Each year, the university makes about 10,000 gallons of ice cream at its south campus, said Jeff Russo, administrative chef for the university.
“Ice cream is a big deal on campus,” Russo said. “It is sort of an honor to have had it here for nearly 100 years.”
The ice-cream tradition started out as part of the university’s dairy sciences curriculum in the mid-1920s.
The program flourished from 1949 to 1972 under dairy sciences professor Wendell Arbuckle, who earned the nickname Mr. Ice Cream. Arbuckle studied the effects of the crystalline structure of ice cream and experimented with flavors. He came up with grapefruit, carrot, sweet potato and even grass-flavored ice cream, which was not a hit.
Since then, some things have changed.
The cream for the dairy’s dessert comes from cows on a nearby farm. In the old days, the cows lived on campus.
About 30 flavors go in and out of rotation at the dairy. Fear the Turtle, white chocolate swirled with caramel and pecans, is a nod to the school’s mascot. Fridge Fever packs vanilla ice cream, chocolate fudge, brownie bits, chocolate-covered cashews and Myer’s rum.

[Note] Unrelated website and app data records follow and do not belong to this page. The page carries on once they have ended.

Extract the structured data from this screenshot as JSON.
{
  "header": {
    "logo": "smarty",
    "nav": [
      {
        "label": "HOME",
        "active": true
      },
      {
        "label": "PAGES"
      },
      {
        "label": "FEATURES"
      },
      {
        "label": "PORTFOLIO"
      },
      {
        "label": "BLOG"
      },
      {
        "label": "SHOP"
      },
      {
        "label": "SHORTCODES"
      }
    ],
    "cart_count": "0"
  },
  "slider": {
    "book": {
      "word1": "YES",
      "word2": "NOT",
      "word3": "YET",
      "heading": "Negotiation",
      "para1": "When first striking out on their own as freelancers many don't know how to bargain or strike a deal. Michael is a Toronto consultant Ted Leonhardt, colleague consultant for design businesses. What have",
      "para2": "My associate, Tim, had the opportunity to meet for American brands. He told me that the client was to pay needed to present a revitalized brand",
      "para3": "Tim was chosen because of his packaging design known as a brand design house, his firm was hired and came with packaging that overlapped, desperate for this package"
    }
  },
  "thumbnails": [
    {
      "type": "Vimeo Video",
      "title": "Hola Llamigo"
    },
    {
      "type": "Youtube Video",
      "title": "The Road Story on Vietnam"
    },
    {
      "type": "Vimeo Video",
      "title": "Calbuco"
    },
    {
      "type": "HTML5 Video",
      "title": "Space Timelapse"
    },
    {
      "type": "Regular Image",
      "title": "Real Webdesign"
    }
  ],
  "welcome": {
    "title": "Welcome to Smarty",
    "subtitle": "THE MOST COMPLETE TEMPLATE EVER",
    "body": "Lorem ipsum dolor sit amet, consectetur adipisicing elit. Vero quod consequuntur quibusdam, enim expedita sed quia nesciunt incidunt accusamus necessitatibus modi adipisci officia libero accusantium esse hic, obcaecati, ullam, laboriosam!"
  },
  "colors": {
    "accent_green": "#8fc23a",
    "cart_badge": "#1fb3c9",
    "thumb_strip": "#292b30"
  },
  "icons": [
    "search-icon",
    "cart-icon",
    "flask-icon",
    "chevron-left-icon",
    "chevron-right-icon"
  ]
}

New Economic Analyst at IDFAIDFA has named Robert Blaufuss to the position of economic analyst. In this role, Blaufuss will support IDFA Chief Economist Bob Yonkers and help to analyze domestic and international market trends as well as economic and trade policies for the dairy industry. Blaufuss replaces John Rutherford, who left IDFA earlier this year to join Sorrento Lactalis, Inc.
Blaufuss recently received a master of science degree in agriculture and consumer economics at the University of Illinois. His master’s thesis focused on risk management, a topic playing an increasingly important role in the dairy industry as it seeks to temper the volatility in pricing for milk, fuel and other commodities.
While attending the University of Illinois, Blaufuss worked as a graduate teaching assistant and led discussions in an undergraduate course, “The World Food Economy,” under the direction of Dr. Robert Thompson, a renowned agriculture policy economist.
USDA Rules on Milk Subs in SchoolsThe U.S. Department of Agriculture last month released its final rule on guidelines for which beverages that can be considered a substitute for milk in the National School Lunch Program and School Breakfast Program.
In its standards on milk substitutes in school meals, USDA said other beverages must meet the nutritional value of milk. “This is an important win for the milk industry because it recognizes the important nutritional contributions of milk beyond calcium,” said Michelle Matto, IDFA assistant director of nutrition and labeling. “IDFA strongly advocated for this requirement of nutritional equivalence.”
Beverages that could substitute for fluid milk, such as soy beverage or fruit juice, will be required to be nutritionally equivalent to whole milk with regard to calcium, protein, vitamin A, vitamin D, magnesium, phosphorous, potassium, riboflavin and vitamin B-12 content. Currently there are no soy beverages that provide all of these nutrients at the same level as milk.
In addition to setting nutritional standards for the substitutes, the final rule also defined the process for requesting a substitute for fluid milk.
The rule goes into effect Oct. 14.
Vermont Considers Minimum Gate PriceThe Vermont Milk Commission is consider a new regulation that would require milk processors to pay a minimum price of $27 per hundredweight for all milk sold at retail in the state. If adopted, the regulation would allow the commission to collect from processors the difference between the minimum price and the federal government’s Class I price for the Northeast milk marketing region. This revenue would go directly to producers in the region.
Under the new regulation, processors also would be required to pay an assessment to the Vermont Agency of Agriculture, Food and Markets to offset any administrative costs associated with implementation. IDFA said it opposes the regulation and has engaged Carl Herbein, a dairy cost accounting expert with 25 years of industry experience, to testify at a hearing last month on behalf of IDFA.
According to Herbein, dairy processors cannot absorb the price increase, which represents about 10% of the cost of raw materials, and remain in business.